◆ **What is expected**:
Output each record exactly as given. Leave out every picture.

◆ **Source data**:
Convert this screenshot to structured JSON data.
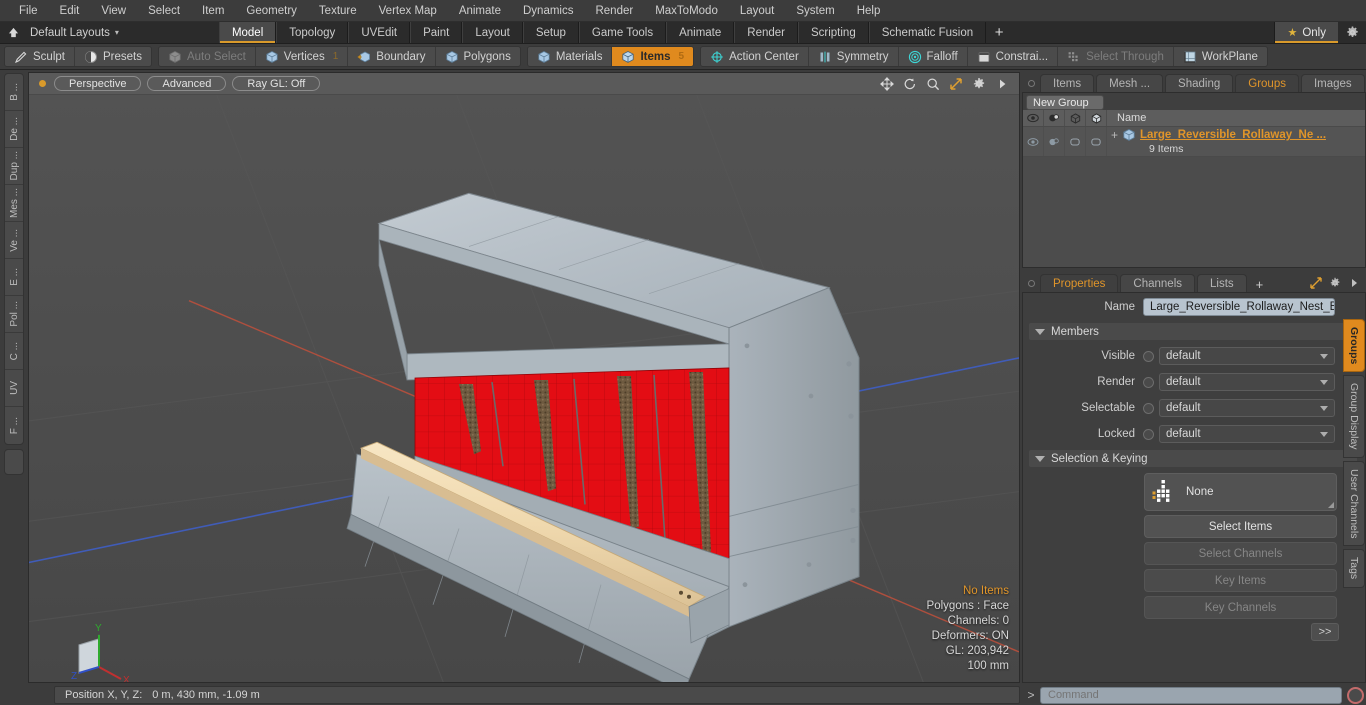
{
  "menu": {
    "items": [
      "File",
      "Edit",
      "View",
      "Select",
      "Item",
      "Geometry",
      "Texture",
      "Vertex Map",
      "Animate",
      "Dynamics",
      "Render",
      "MaxToModo",
      "Layout",
      "System",
      "Help"
    ]
  },
  "layout_bar": {
    "home_icon": "home-icon",
    "layouts_label": "Default Layouts",
    "caret": "▾",
    "tabs": [
      {
        "label": "Model",
        "active": true
      },
      {
        "label": "Topology",
        "active": false
      },
      {
        "label": "UVEdit",
        "active": false
      },
      {
        "label": "Paint",
        "active": false
      },
      {
        "label": "Layout",
        "active": false
      },
      {
        "label": "Setup",
        "active": false
      },
      {
        "label": "Game Tools",
        "active": false
      },
      {
        "label": "Animate",
        "active": false
      },
      {
        "label": "Render",
        "active": false
      },
      {
        "label": "Scripting",
        "active": false
      },
      {
        "label": "Schematic Fusion",
        "active": false
      }
    ],
    "add_label": "+",
    "only_label": "Only",
    "star_glyph": "★",
    "gear_icon": "gear-icon"
  },
  "toolbar": {
    "group1": [
      {
        "label": "Sculpt",
        "icon": "pencil-icon",
        "active": false,
        "dim": false
      },
      {
        "label": "Presets",
        "icon": "sphere-icon",
        "active": false,
        "dim": false
      }
    ],
    "group2": [
      {
        "label": "Auto Select",
        "icon": "cube-gray-icon",
        "active": false,
        "dim": true,
        "count": ""
      },
      {
        "label": "Vertices",
        "icon": "cube-blue-icon",
        "active": false,
        "dim": false,
        "count": "1"
      },
      {
        "label": "Boundary",
        "icon": "cube-arrow-icon",
        "active": false,
        "dim": false,
        "count": ""
      },
      {
        "label": "Polygons",
        "icon": "cube-blue-icon",
        "active": false,
        "dim": false,
        "count": ""
      }
    ],
    "group3": [
      {
        "label": "Materials",
        "icon": "cube-blue-icon",
        "active": false,
        "dim": false,
        "count": ""
      },
      {
        "label": "Items",
        "icon": "cube-blue-icon",
        "active": true,
        "dim": false,
        "count": "5"
      }
    ],
    "group4": [
      {
        "label": "Action Center",
        "icon": "crosshair-icon",
        "active": false,
        "dim": false
      },
      {
        "label": "Symmetry",
        "icon": "symmetry-icon",
        "active": false,
        "dim": false
      },
      {
        "label": "Falloff",
        "icon": "falloff-icon",
        "active": false,
        "dim": false
      },
      {
        "label": "Constrai...",
        "icon": "constrain-icon",
        "active": false,
        "dim": false
      },
      {
        "label": "Select Through",
        "icon": "select-through-icon",
        "active": false,
        "dim": true
      },
      {
        "label": "WorkPlane",
        "icon": "workplane-icon",
        "active": false,
        "dim": false
      }
    ]
  },
  "left_rail": {
    "tabs": [
      "B ...",
      "De ...",
      "Dup ...",
      "Mes ...",
      "Ve ...",
      "E ...",
      "Pol ...",
      "C ...",
      "UV",
      "F ..."
    ]
  },
  "viewport": {
    "indicator_dot": "active-dot",
    "pills": [
      "Perspective",
      "Advanced",
      "Ray GL: Off"
    ],
    "nav_icons": [
      "pan-icon",
      "rotate-icon",
      "zoom-icon",
      "fit-icon",
      "viewport-settings-icon",
      "more-arrow-icon"
    ],
    "info": {
      "selection": "No Items",
      "polygons": "Polygons : Face",
      "channels": "Channels: 0",
      "deformers": "Deformers: ON",
      "gl": "GL: 203,942",
      "grid": "100 mm"
    },
    "axis_labels": {
      "x": "X",
      "y": "Y",
      "z": "Z"
    },
    "colors": {
      "background": "#4c4c4c",
      "model_gray": "#b3bcc4",
      "model_red": "#e8141a",
      "model_wood": "#f2dcb4",
      "x_axis": "#b4503c",
      "z_axis": "#3a55b4",
      "grid": "#565656"
    }
  },
  "status_bar": {
    "label": "Position X, Y, Z:",
    "value": "0 m, 430 mm, -1.09 m"
  },
  "right_panel": {
    "top_tabs": [
      {
        "label": "Items",
        "active": false
      },
      {
        "label": "Mesh ...",
        "active": false
      },
      {
        "label": "Shading",
        "active": false
      },
      {
        "label": "Groups",
        "active": true
      },
      {
        "label": "Images",
        "active": false
      }
    ],
    "top_tabs_plus": "+",
    "top_tab_icons": [
      "expand-icon",
      "more-arrow-icon"
    ],
    "new_group_label": "New Group",
    "list": {
      "column_icons": [
        "eye-icon",
        "render-icon",
        "wireframe-icon",
        "shaded-icon"
      ],
      "name_header": "Name",
      "rows": [
        {
          "expand": "+",
          "icon": "group-icon",
          "title": "Large_Reversible_Rollaway_Ne ...",
          "subtitle": "9 Items"
        }
      ]
    },
    "properties": {
      "tabs": [
        {
          "label": "Properties",
          "active": true
        },
        {
          "label": "Channels",
          "active": false
        },
        {
          "label": "Lists",
          "active": false
        }
      ],
      "tabs_plus": "+",
      "tab_icons": [
        "expand-icon",
        "gear-icon",
        "more-arrow-icon"
      ],
      "name_label": "Name",
      "name_value": "Large_Reversible_Rollaway_Nest_Box",
      "members_section": "Members",
      "members_fields": [
        {
          "label": "Visible",
          "value": "default"
        },
        {
          "label": "Render",
          "value": "default"
        },
        {
          "label": "Selectable",
          "value": "default"
        },
        {
          "label": "Locked",
          "value": "default"
        }
      ],
      "selection_section": "Selection & Keying",
      "selection_buttons": [
        {
          "label": "None",
          "type": "picker",
          "disabled": false
        },
        {
          "label": "Select Items",
          "type": "button",
          "disabled": false
        },
        {
          "label": "Select Channels",
          "type": "button",
          "disabled": true
        },
        {
          "label": "Key Items",
          "type": "button",
          "disabled": true
        },
        {
          "label": "Key Channels",
          "type": "button",
          "disabled": true
        }
      ],
      "expand_more_label": ">>"
    },
    "vertical_tabs": [
      {
        "label": "Groups",
        "active": true
      },
      {
        "label": "Group Display",
        "active": false
      },
      {
        "label": "User Channels",
        "active": false
      },
      {
        "label": "Tags",
        "active": false
      }
    ]
  },
  "command_bar": {
    "prompt": ">",
    "placeholder": "Command",
    "record_icon": "record-icon"
  }
}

◆ **Written reply**:
Convert this screenshot to structured JSON data.
{
  "menu": {
    "items": [
      "File",
      "Edit",
      "View",
      "Select",
      "Item",
      "Geometry",
      "Texture",
      "Vertex Map",
      "Animate",
      "Dynamics",
      "Render",
      "MaxToModo",
      "Layout",
      "System",
      "Help"
    ]
  },
  "layout_bar": {
    "home_icon": "home-icon",
    "layouts_label": "Default Layouts",
    "caret": "▾",
    "tabs": [
      {
        "label": "Model",
        "active": true
      },
      {
        "label": "Topology",
        "active": false
      },
      {
        "label": "UVEdit",
        "active": false
      },
      {
        "label": "Paint",
        "active": false
      },
      {
        "label": "Layout",
        "active": false
      },
      {
        "label": "Setup",
        "active": false
      },
      {
        "label": "Game Tools",
        "active": false
      },
      {
        "label": "Animate",
        "active": false
      },
      {
        "label": "Render",
        "active": false
      },
      {
        "label": "Scripting",
        "active": false
      },
      {
        "label": "Schematic Fusion",
        "active": false
      }
    ],
    "add_label": "+",
    "only_label": "Only",
    "star_glyph": "★",
    "gear_icon": "gear-icon"
  },
  "toolbar": {
    "group1": [
      {
        "label": "Sculpt",
        "icon": "pencil-icon",
        "active": false,
        "dim": false
      },
      {
        "label": "Presets",
        "icon": "sphere-icon",
        "active": false,
        "dim": false
      }
    ],
    "group2": [
      {
        "label": "Auto Select",
        "icon": "cube-gray-icon",
        "active": false,
        "dim": true,
        "count": ""
      },
      {
        "label": "Vertices",
        "icon": "cube-blue-icon",
        "active": false,
        "dim": false,
        "count": "1"
      },
      {
        "label": "Boundary",
        "icon": "cube-arrow-icon",
        "active": false,
        "dim": false,
        "count": ""
      },
      {
        "label": "Polygons",
        "icon": "cube-blue-icon",
        "active": false,
        "dim": false,
        "count": ""
      }
    ],
    "group3": [
      {
        "label": "Materials",
        "icon": "cube-blue-icon",
        "active": false,
        "dim": false,
        "count": ""
      },
      {
        "label": "Items",
        "icon": "cube-blue-icon",
        "active": true,
        "dim": false,
        "count": "5"
      }
    ],
    "group4": [
      {
        "label": "Action Center",
        "icon": "crosshair-icon",
        "active": false,
        "dim": false
      },
      {
        "label": "Symmetry",
        "icon": "symmetry-icon",
        "active": false,
        "dim": false
      },
      {
        "label": "Falloff",
        "icon": "falloff-icon",
        "active": false,
        "dim": false
      },
      {
        "label": "Constrai...",
        "icon": "constrain-icon",
        "active": false,
        "dim": false
      },
      {
        "label": "Select Through",
        "icon": "select-through-icon",
        "active": false,
        "dim": true
      },
      {
        "label": "WorkPlane",
        "icon": "workplane-icon",
        "active": false,
        "dim": false
      }
    ]
  },
  "left_rail": {
    "tabs": [
      "B ...",
      "De ...",
      "Dup ...",
      "Mes ...",
      "Ve ...",
      "E ...",
      "Pol ...",
      "C ...",
      "UV",
      "F ..."
    ]
  },
  "viewport": {
    "indicator_dot": "active-dot",
    "pills": [
      "Perspective",
      "Advanced",
      "Ray GL: Off"
    ],
    "nav_icons": [
      "pan-icon",
      "rotate-icon",
      "zoom-icon",
      "fit-icon",
      "viewport-settings-icon",
      "more-arrow-icon"
    ],
    "info": {
      "selection": "No Items",
      "polygons": "Polygons : Face",
      "channels": "Channels: 0",
      "deformers": "Deformers: ON",
      "gl": "GL: 203,942",
      "grid": "100 mm"
    },
    "axis_labels": {
      "x": "X",
      "y": "Y",
      "z": "Z"
    },
    "colors": {
      "background": "#4c4c4c",
      "model_gray": "#b3bcc4",
      "model_red": "#e8141a",
      "model_wood": "#f2dcb4",
      "x_axis": "#b4503c",
      "z_axis": "#3a55b4",
      "grid": "#565656"
    }
  },
  "status_bar": {
    "label": "Position X, Y, Z:",
    "value": "0 m, 430 mm, -1.09 m"
  },
  "right_panel": {
    "top_tabs": [
      {
        "label": "Items",
        "active": false
      },
      {
        "label": "Mesh ...",
        "active": false
      },
      {
        "label": "Shading",
        "active": false
      },
      {
        "label": "Groups",
        "active": true
      },
      {
        "label": "Images",
        "active": false
      }
    ],
    "top_tabs_plus": "+",
    "top_tab_icons": [
      "expand-icon",
      "more-arrow-icon"
    ],
    "new_group_label": "New Group",
    "list": {
      "column_icons": [
        "eye-icon",
        "render-icon",
        "wireframe-icon",
        "shaded-icon"
      ],
      "name_header": "Name",
      "rows": [
        {
          "expand": "+",
          "icon": "group-icon",
          "title": "Large_Reversible_Rollaway_Ne ...",
          "subtitle": "9 Items"
        }
      ]
    },
    "properties": {
      "tabs": [
        {
          "label": "Properties",
          "active": true
        },
        {
          "label": "Channels",
          "active": false
        },
        {
          "label": "Lists",
          "active": false
        }
      ],
      "tabs_plus": "+",
      "tab_icons": [
        "expand-icon",
        "gear-icon",
        "more-arrow-icon"
      ],
      "name_label": "Name",
      "name_value": "Large_Reversible_Rollaway_Nest_Box",
      "members_section": "Members",
      "members_fields": [
        {
          "label": "Visible",
          "value": "default"
        },
        {
          "label": "Render",
          "value": "default"
        },
        {
          "label": "Selectable",
          "value": "default"
        },
        {
          "label": "Locked",
          "value": "default"
        }
      ],
      "selection_section": "Selection & Keying",
      "selection_buttons": [
        {
          "label": "None",
          "type": "picker",
          "disabled": false
        },
        {
          "label": "Select Items",
          "type": "button",
          "disabled": false
        },
        {
          "label": "Select Channels",
          "type": "button",
          "disabled": true
        },
        {
          "label": "Key Items",
          "type": "button",
          "disabled": true
        },
        {
          "label": "Key Channels",
          "type": "button",
          "disabled": true
        }
      ],
      "expand_more_label": ">>"
    },
    "vertical_tabs": [
      {
        "label": "Groups",
        "active": true
      },
      {
        "label": "Group Display",
        "active": false
      },
      {
        "label": "User Channels",
        "active": false
      },
      {
        "label": "Tags",
        "active": false
      }
    ]
  },
  "command_bar": {
    "prompt": ">",
    "placeholder": "Command",
    "record_icon": "record-icon"
  }
}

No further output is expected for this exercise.